Copy out each line in the listing below where the word "JSON" appears.

* * *

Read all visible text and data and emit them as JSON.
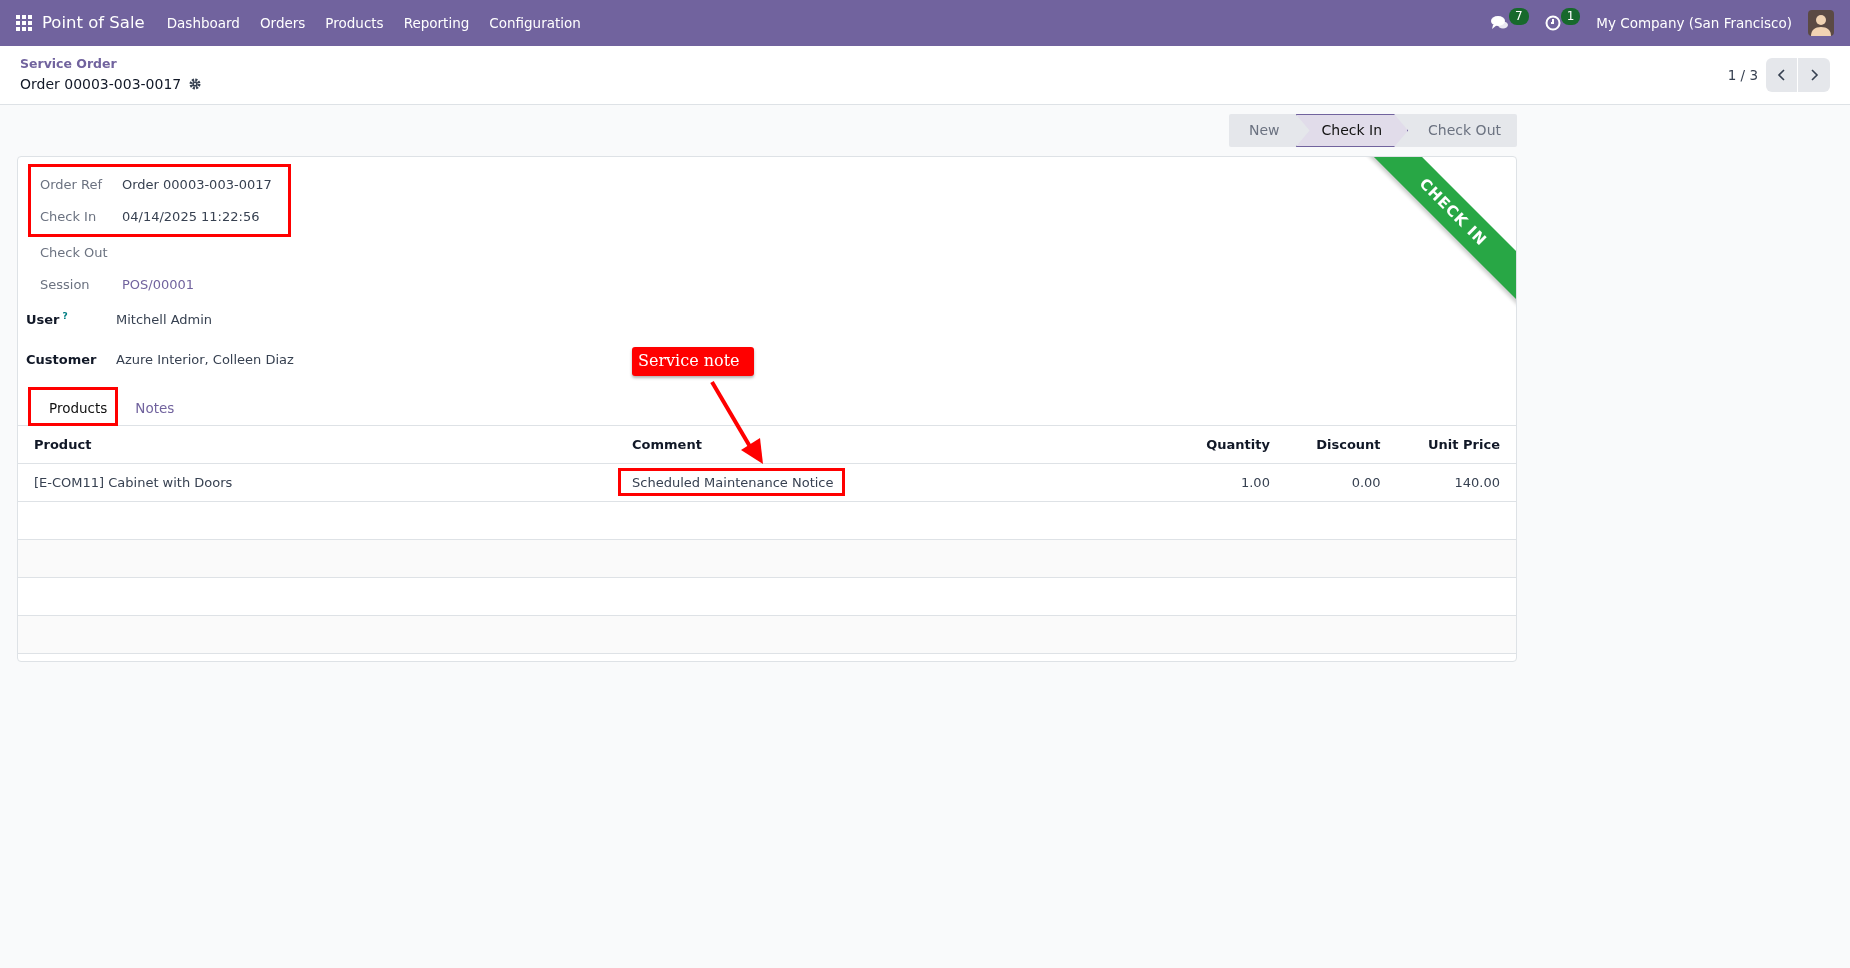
{
  "navbar": {
    "app_name": "Point of Sale",
    "menu": [
      "Dashboard",
      "Orders",
      "Products",
      "Reporting",
      "Configuration"
    ],
    "messages_count": "7",
    "activities_count": "1",
    "company": "My Company (San Francisco)"
  },
  "control_panel": {
    "breadcrumb": "Service Order",
    "record_title": "Order 00003-003-0017",
    "pager": "1 / 3"
  },
  "statusbar": [
    {
      "label": "New",
      "selected": false
    },
    {
      "label": "Check In",
      "selected": true
    },
    {
      "label": "Check Out",
      "selected": false
    }
  ],
  "ribbon": "CHECK IN",
  "fields": [
    {
      "label": "Order Ref",
      "value": "Order 00003-003-0017",
      "kind": "text",
      "bold_label": false,
      "highlighted": true
    },
    {
      "label": "Check In",
      "value": "04/14/2025 11:22:56",
      "kind": "text",
      "bold_label": false,
      "highlighted": true
    },
    {
      "label": "Check Out",
      "kind": "text",
      "bold_label": false,
      "highlighted": false
    },
    {
      "label": "Session",
      "value": "POS/00001",
      "kind": "link",
      "bold_label": false,
      "highlighted": false
    },
    {
      "label": "User",
      "help": "?",
      "value": "Mitchell Admin",
      "kind": "text",
      "bold_label": true,
      "highlighted": false
    },
    {
      "label": "Customer",
      "value": "Azure Interior, Colleen Diaz",
      "kind": "text",
      "bold_label": true,
      "highlighted": false
    }
  ],
  "tabs": [
    {
      "label": "Products",
      "selected": true,
      "highlighted": true
    },
    {
      "label": "Notes",
      "selected": false,
      "highlighted": false
    }
  ],
  "table": {
    "columns": [
      "Product",
      "Comment",
      "Quantity",
      "Discount",
      "Unit Price"
    ],
    "rows": [
      {
        "cells": [
          "[E-COM11] Cabinet with Doors",
          "Scheduled Maintenance Notice",
          "1.00",
          "0.00",
          "140.00"
        ],
        "comment_highlighted": true
      }
    ]
  },
  "annotation": {
    "callout": "Service note"
  }
}
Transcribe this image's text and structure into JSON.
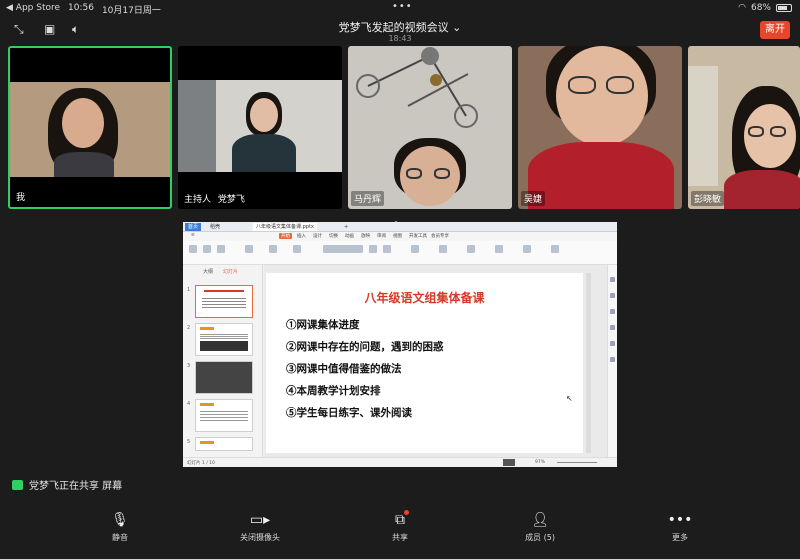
{
  "status_bar": {
    "back_app": "◀ App Store",
    "time": "10:56",
    "date": "10月17日周一",
    "wifi_icon": "wifi-icon",
    "battery": "68%",
    "battery_level": 0.68
  },
  "meeting": {
    "title": "党梦飞发起的视频会议",
    "elapsed": "18:43",
    "leave_label": "离开"
  },
  "participants": [
    {
      "name": "我",
      "role": "",
      "active": true
    },
    {
      "name": "党梦飞",
      "role": "主持人",
      "active": false
    },
    {
      "name": "马丹辉",
      "role": "",
      "active": false
    },
    {
      "name": "吴婕",
      "role": "",
      "active": false
    },
    {
      "name": "彭晓敏",
      "role": "",
      "active": false
    }
  ],
  "shared_screen": {
    "tabs": [
      "首页",
      "稻壳",
      "八年级语文集体备课.pptx",
      "+"
    ],
    "menus": [
      "开始",
      "插入",
      "设计",
      "切换",
      "动画",
      "放映",
      "审阅",
      "视图",
      "开发工具",
      "会员专享"
    ],
    "active_menu": "开始",
    "side_tabs": [
      "大纲",
      "幻灯片"
    ],
    "slide_numbers": [
      "1",
      "2",
      "3",
      "4",
      "5"
    ],
    "slide": {
      "title": "八年级语文组集体备课",
      "items": [
        "①网课集体进度",
        "②网课中存在的问题，遇到的困惑",
        "③网课中值得借鉴的做法",
        "④本周教学计划安排",
        "⑤学生每日练字、课外阅读"
      ]
    },
    "status": {
      "page": "幻灯片 1 / 10",
      "zoom": "97%"
    }
  },
  "share_notice": "党梦飞正在共享 屏幕",
  "toolbar": {
    "mute": "静音",
    "camera_off": "关闭摄像头",
    "share": "共享",
    "members": "成员 (5)",
    "more": "更多"
  }
}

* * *

Expected answer:
Read all visible text and data and emit them as JSON.
Transcribe this image's text and structure into JSON.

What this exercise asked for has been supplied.